■ **What you should do**
The word "girl": say how many lines of the data below contain it, and give the number alone.

[Extracted entries — start]

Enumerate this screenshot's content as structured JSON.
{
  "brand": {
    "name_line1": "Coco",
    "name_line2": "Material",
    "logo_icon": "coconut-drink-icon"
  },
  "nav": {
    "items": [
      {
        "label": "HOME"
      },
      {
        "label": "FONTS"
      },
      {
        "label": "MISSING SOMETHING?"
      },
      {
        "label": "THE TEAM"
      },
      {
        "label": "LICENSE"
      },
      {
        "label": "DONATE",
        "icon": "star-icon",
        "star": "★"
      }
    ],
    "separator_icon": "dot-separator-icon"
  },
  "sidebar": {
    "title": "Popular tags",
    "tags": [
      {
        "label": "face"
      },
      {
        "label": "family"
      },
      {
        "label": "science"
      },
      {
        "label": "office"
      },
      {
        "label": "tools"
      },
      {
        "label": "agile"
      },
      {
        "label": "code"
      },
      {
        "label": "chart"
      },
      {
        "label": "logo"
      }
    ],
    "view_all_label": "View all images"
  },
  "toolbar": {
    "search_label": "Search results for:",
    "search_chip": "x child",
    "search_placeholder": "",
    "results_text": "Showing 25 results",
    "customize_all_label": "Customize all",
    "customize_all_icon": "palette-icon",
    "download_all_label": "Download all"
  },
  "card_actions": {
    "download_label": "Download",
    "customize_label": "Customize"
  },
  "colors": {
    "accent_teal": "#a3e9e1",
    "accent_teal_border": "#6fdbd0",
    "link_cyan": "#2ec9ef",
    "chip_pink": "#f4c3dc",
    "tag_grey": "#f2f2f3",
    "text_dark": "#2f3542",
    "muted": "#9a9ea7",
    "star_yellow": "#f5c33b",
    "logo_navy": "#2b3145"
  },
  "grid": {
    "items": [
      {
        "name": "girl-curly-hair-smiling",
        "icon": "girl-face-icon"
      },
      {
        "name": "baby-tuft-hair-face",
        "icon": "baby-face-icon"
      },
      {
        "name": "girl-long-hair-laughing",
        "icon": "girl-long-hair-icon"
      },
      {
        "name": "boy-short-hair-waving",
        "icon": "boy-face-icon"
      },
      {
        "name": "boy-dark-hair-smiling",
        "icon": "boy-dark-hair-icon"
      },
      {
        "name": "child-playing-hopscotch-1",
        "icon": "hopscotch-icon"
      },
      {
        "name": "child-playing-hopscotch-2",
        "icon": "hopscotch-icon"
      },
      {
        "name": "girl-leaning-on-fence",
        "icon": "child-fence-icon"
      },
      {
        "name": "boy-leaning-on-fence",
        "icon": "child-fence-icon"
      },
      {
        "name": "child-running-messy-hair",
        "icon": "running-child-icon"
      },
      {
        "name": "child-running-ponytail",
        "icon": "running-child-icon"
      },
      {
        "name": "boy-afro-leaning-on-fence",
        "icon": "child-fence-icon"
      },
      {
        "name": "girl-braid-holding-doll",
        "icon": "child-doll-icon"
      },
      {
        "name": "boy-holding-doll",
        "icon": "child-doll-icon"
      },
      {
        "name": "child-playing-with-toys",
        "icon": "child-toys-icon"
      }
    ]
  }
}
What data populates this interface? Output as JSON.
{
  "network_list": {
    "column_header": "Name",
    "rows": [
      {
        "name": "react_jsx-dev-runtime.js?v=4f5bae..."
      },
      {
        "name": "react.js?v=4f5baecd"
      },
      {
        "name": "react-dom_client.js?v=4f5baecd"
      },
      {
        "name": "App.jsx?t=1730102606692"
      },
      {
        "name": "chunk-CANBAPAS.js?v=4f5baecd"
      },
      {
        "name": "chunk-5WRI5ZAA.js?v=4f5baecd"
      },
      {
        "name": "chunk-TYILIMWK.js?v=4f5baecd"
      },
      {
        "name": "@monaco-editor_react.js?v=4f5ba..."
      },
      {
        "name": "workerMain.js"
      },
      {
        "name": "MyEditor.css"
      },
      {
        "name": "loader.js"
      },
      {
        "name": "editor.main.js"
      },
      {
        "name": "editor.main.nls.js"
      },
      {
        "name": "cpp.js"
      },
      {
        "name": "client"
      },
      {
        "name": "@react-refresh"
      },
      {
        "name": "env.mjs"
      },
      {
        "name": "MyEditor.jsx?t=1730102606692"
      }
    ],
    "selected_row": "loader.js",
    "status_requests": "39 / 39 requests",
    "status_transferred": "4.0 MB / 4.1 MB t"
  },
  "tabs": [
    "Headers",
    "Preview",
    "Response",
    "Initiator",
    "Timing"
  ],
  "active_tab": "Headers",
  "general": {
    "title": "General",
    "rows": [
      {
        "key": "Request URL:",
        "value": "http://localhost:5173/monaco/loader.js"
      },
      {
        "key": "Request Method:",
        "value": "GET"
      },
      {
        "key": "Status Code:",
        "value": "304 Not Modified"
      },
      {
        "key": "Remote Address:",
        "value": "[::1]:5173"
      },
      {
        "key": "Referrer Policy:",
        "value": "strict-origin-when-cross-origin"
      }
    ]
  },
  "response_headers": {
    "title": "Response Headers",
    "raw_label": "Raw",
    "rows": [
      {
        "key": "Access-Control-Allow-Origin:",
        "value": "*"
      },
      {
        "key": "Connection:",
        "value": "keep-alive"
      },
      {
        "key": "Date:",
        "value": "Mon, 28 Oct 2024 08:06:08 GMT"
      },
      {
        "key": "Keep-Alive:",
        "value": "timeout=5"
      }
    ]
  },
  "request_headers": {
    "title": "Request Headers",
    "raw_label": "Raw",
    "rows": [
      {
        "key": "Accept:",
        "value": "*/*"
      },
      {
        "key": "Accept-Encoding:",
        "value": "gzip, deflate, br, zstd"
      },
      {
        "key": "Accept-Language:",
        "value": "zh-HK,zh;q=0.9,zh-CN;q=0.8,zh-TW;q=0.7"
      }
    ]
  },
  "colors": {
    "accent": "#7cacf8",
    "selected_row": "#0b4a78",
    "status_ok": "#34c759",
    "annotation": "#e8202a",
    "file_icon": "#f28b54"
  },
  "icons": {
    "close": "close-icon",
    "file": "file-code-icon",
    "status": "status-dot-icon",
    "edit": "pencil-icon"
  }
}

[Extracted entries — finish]

■ **Response**
6